- [EXERCISE OBJECTIVE] Copy out each record that follows exactly, and omit any picture you find.

- [Dataset rows describing interfaces]
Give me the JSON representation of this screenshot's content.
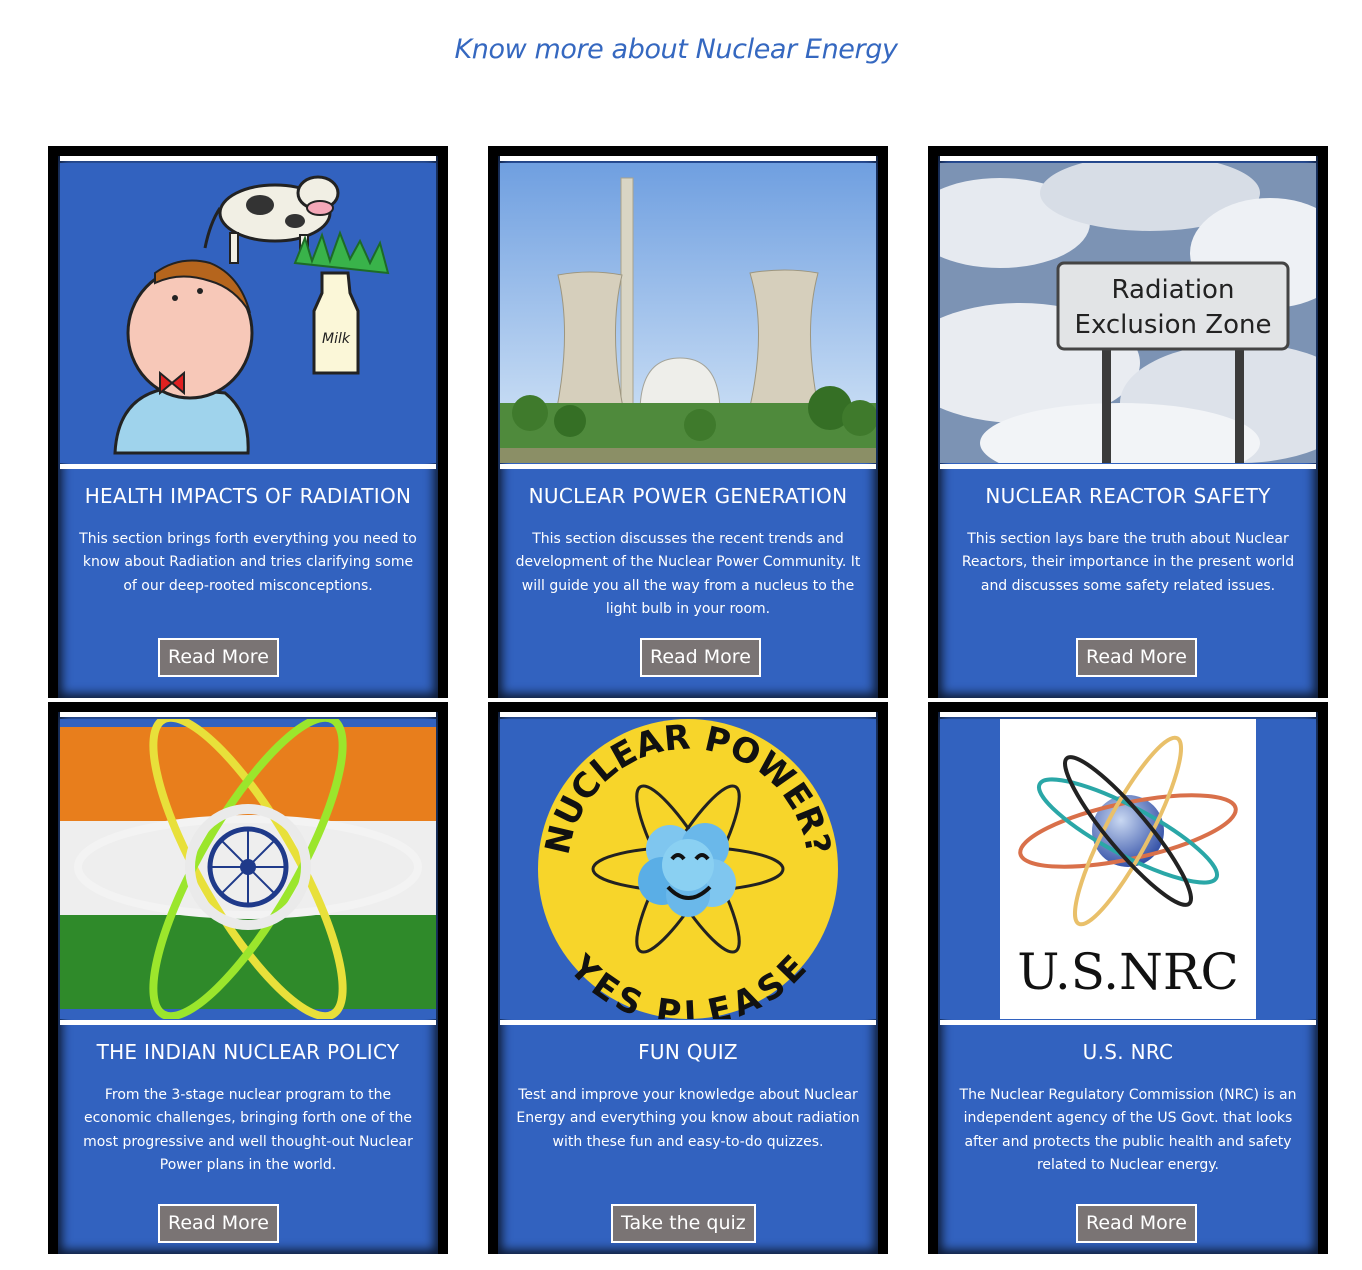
{
  "page": {
    "heading": "Know more about Nuclear Energy"
  },
  "cards": [
    {
      "title": "HEALTH IMPACTS OF RADIATION",
      "description": "This section brings forth everything you need to know about Radiation and tries clarifying some of our deep-rooted misconceptions.",
      "button": "Read More",
      "image": "cartoon-boy-cow-milk",
      "image_text": "Milk"
    },
    {
      "title": "NUCLEAR POWER GENERATION",
      "description": "This section discusses the recent trends and development of the Nuclear Power Community. It will guide you all the way from a nucleus to the light bulb in your room.",
      "button": "Read More",
      "image": "nuclear-power-plant-cooling-towers"
    },
    {
      "title": "NUCLEAR REACTOR SAFETY",
      "description": "This section lays bare the truth about Nuclear Reactors, their importance in the present world and discusses some safety related issues.",
      "button": "Read More",
      "image": "radiation-exclusion-zone-sign",
      "image_text": [
        "Radiation",
        "Exclusion Zone"
      ]
    },
    {
      "title": "THE INDIAN NUCLEAR POLICY",
      "description": "From the 3-stage nuclear program to the economic challenges, bringing forth one of the most progressive and well thought-out Nuclear Power plans in the world.",
      "button": "Read More",
      "image": "indian-flag-atom"
    },
    {
      "title": "FUN QUIZ",
      "description": "Test and improve your knowledge about Nuclear Energy and everything you know about radiation with these fun and easy-to-do quizzes.",
      "button": "Take the quiz",
      "image": "nuclear-power-yes-please-badge",
      "image_text": [
        "NUCLEAR POWER?",
        "YES PLEASE"
      ]
    },
    {
      "title": "U.S. NRC",
      "description": "The Nuclear Regulatory Commission (NRC) is an independent agency of the US Govt. that looks after and protects the public health and safety related to Nuclear energy.",
      "button": "Read More",
      "image": "us-nrc-logo",
      "image_text": "U.S.NRC"
    }
  ],
  "colors": {
    "heading": "#3568c0",
    "card_bg": "#3262bf",
    "card_border": "#000000",
    "button_bg": "#7a7474",
    "text": "#ffffff"
  }
}
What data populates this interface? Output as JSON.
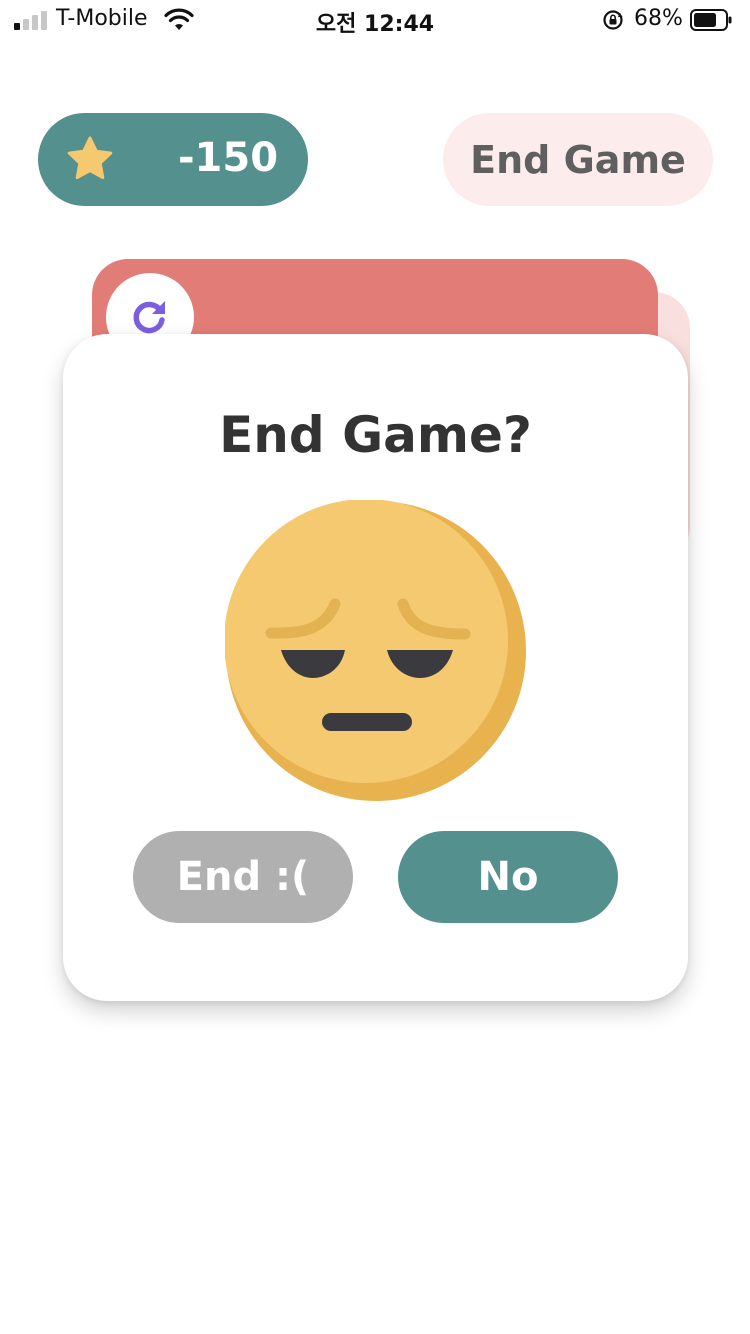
{
  "status_bar": {
    "carrier": "T-Mobile",
    "time": "오전 12:44",
    "battery_percent": "68%",
    "icons": [
      "signal-icon",
      "wifi-icon",
      "rotation-lock-icon",
      "battery-icon"
    ]
  },
  "header": {
    "score": "-150",
    "score_icon": "star-icon",
    "end_game_label": "End Game"
  },
  "card": {
    "refresh_icon": "refresh-icon"
  },
  "dialog": {
    "title": "End Game?",
    "face_icon": "sad-face-icon",
    "end_label": "End :(",
    "no_label": "No"
  },
  "colors": {
    "teal": "#54908e",
    "end_game_bg": "#fcecec",
    "card_red": "#e27c76",
    "card_pink": "#f9dfdd",
    "end_button_grey": "#b0b0b0",
    "face_yellow": "#f5c970",
    "refresh_purple": "#7b5fe0"
  }
}
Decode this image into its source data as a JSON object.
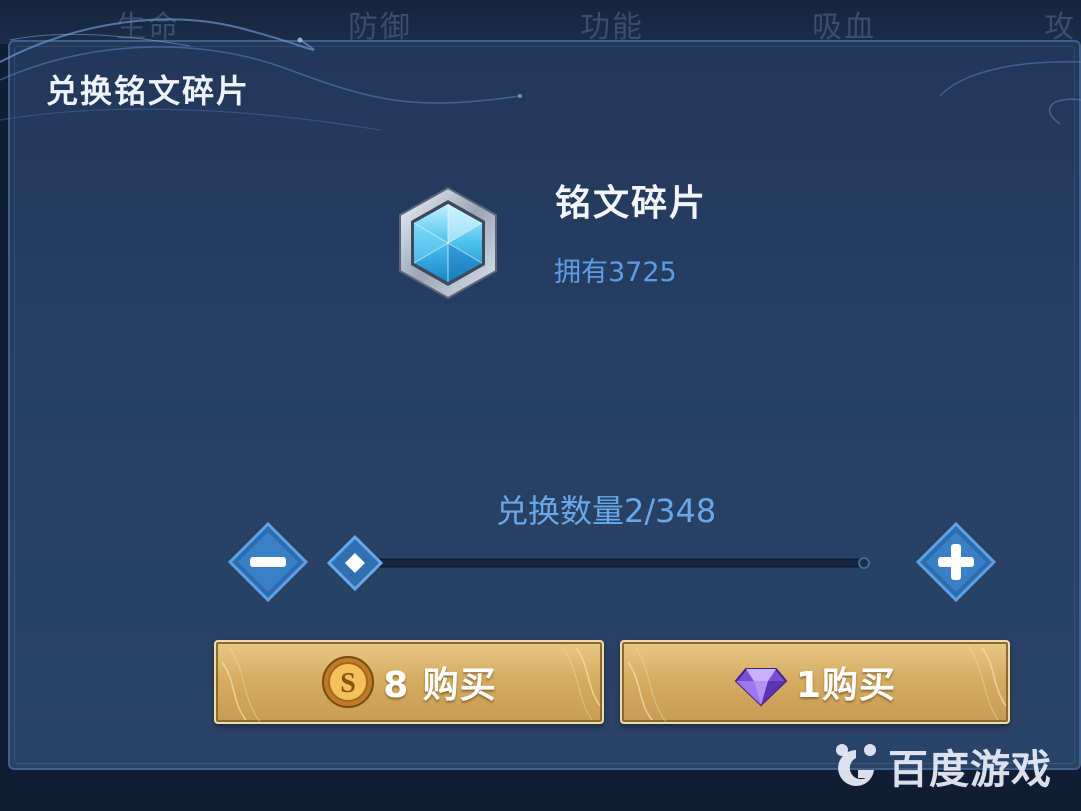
{
  "background_tabs": [
    "生命",
    "防御",
    "功能",
    "吸血",
    "攻"
  ],
  "dialog": {
    "title": "兑换铭文碎片"
  },
  "item": {
    "name": "铭文碎片",
    "owned": "拥有3725",
    "icon": "inscription-fragment-crystal-icon"
  },
  "quantity": {
    "label": "兑换数量2/348",
    "current": 2,
    "max": 348,
    "minus_icon": "minus-icon",
    "plus_icon": "plus-icon"
  },
  "buy_gold": {
    "label": "8 购买",
    "icon": "gold-coin-icon"
  },
  "buy_gem": {
    "label": "1购买",
    "icon": "purple-diamond-icon"
  },
  "watermark": {
    "text": "百度游戏",
    "icon": "baidu-games-logo"
  },
  "colors": {
    "panel": "#263f63",
    "accent_text": "#6aa7ea",
    "gold_button": "#d6ad62"
  }
}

- [RESPONSE AREA]
Give me the JSON representation of this screenshot's content.
{
  "page": {
    "heading": "Know more about Nuclear Energy"
  },
  "cards": [
    {
      "title": "HEALTH IMPACTS OF RADIATION",
      "description": "This section brings forth everything you need to know about Radiation and tries clarifying some of our deep-rooted misconceptions.",
      "button": "Read More",
      "image": "cartoon-boy-cow-milk",
      "image_text": "Milk"
    },
    {
      "title": "NUCLEAR POWER GENERATION",
      "description": "This section discusses the recent trends and development of the Nuclear Power Community. It will guide you all the way from a nucleus to the light bulb in your room.",
      "button": "Read More",
      "image": "nuclear-power-plant-cooling-towers"
    },
    {
      "title": "NUCLEAR REACTOR SAFETY",
      "description": "This section lays bare the truth about Nuclear Reactors, their importance in the present world and discusses some safety related issues.",
      "button": "Read More",
      "image": "radiation-exclusion-zone-sign",
      "image_text": [
        "Radiation",
        "Exclusion Zone"
      ]
    },
    {
      "title": "THE INDIAN NUCLEAR POLICY",
      "description": "From the 3-stage nuclear program to the economic challenges, bringing forth one of the most progressive and well thought-out Nuclear Power plans in the world.",
      "button": "Read More",
      "image": "indian-flag-atom"
    },
    {
      "title": "FUN QUIZ",
      "description": "Test and improve your knowledge about Nuclear Energy and everything you know about radiation with these fun and easy-to-do quizzes.",
      "button": "Take the quiz",
      "image": "nuclear-power-yes-please-badge",
      "image_text": [
        "NUCLEAR POWER?",
        "YES PLEASE"
      ]
    },
    {
      "title": "U.S. NRC",
      "description": "The Nuclear Regulatory Commission (NRC) is an independent agency of the US Govt. that looks after and protects the public health and safety related to Nuclear energy.",
      "button": "Read More",
      "image": "us-nrc-logo",
      "image_text": "U.S.NRC"
    }
  ],
  "colors": {
    "heading": "#3568c0",
    "card_bg": "#3262bf",
    "card_border": "#000000",
    "button_bg": "#7a7474",
    "text": "#ffffff"
  }
}
What data populates this interface? Output as JSON.
{
  "status_bar": {
    "carrier": "T-Mobile",
    "time": "오전 12:44",
    "battery_percent": "68%",
    "icons": [
      "signal-icon",
      "wifi-icon",
      "rotation-lock-icon",
      "battery-icon"
    ]
  },
  "header": {
    "score": "-150",
    "score_icon": "star-icon",
    "end_game_label": "End Game"
  },
  "card": {
    "refresh_icon": "refresh-icon"
  },
  "dialog": {
    "title": "End Game?",
    "face_icon": "sad-face-icon",
    "end_label": "End :(",
    "no_label": "No"
  },
  "colors": {
    "teal": "#54908e",
    "end_game_bg": "#fcecec",
    "card_red": "#e27c76",
    "card_pink": "#f9dfdd",
    "end_button_grey": "#b0b0b0",
    "face_yellow": "#f5c970",
    "refresh_purple": "#7b5fe0"
  }
}
Decode this image into its source data as a JSON object.
{
  "background_tabs": [
    "生命",
    "防御",
    "功能",
    "吸血",
    "攻"
  ],
  "dialog": {
    "title": "兑换铭文碎片"
  },
  "item": {
    "name": "铭文碎片",
    "owned": "拥有3725",
    "icon": "inscription-fragment-crystal-icon"
  },
  "quantity": {
    "label": "兑换数量2/348",
    "current": 2,
    "max": 348,
    "minus_icon": "minus-icon",
    "plus_icon": "plus-icon"
  },
  "buy_gold": {
    "label": "8 购买",
    "icon": "gold-coin-icon"
  },
  "buy_gem": {
    "label": "1购买",
    "icon": "purple-diamond-icon"
  },
  "watermark": {
    "text": "百度游戏",
    "icon": "baidu-games-logo"
  },
  "colors": {
    "panel": "#263f63",
    "accent_text": "#6aa7ea",
    "gold_button": "#d6ad62"
  }
}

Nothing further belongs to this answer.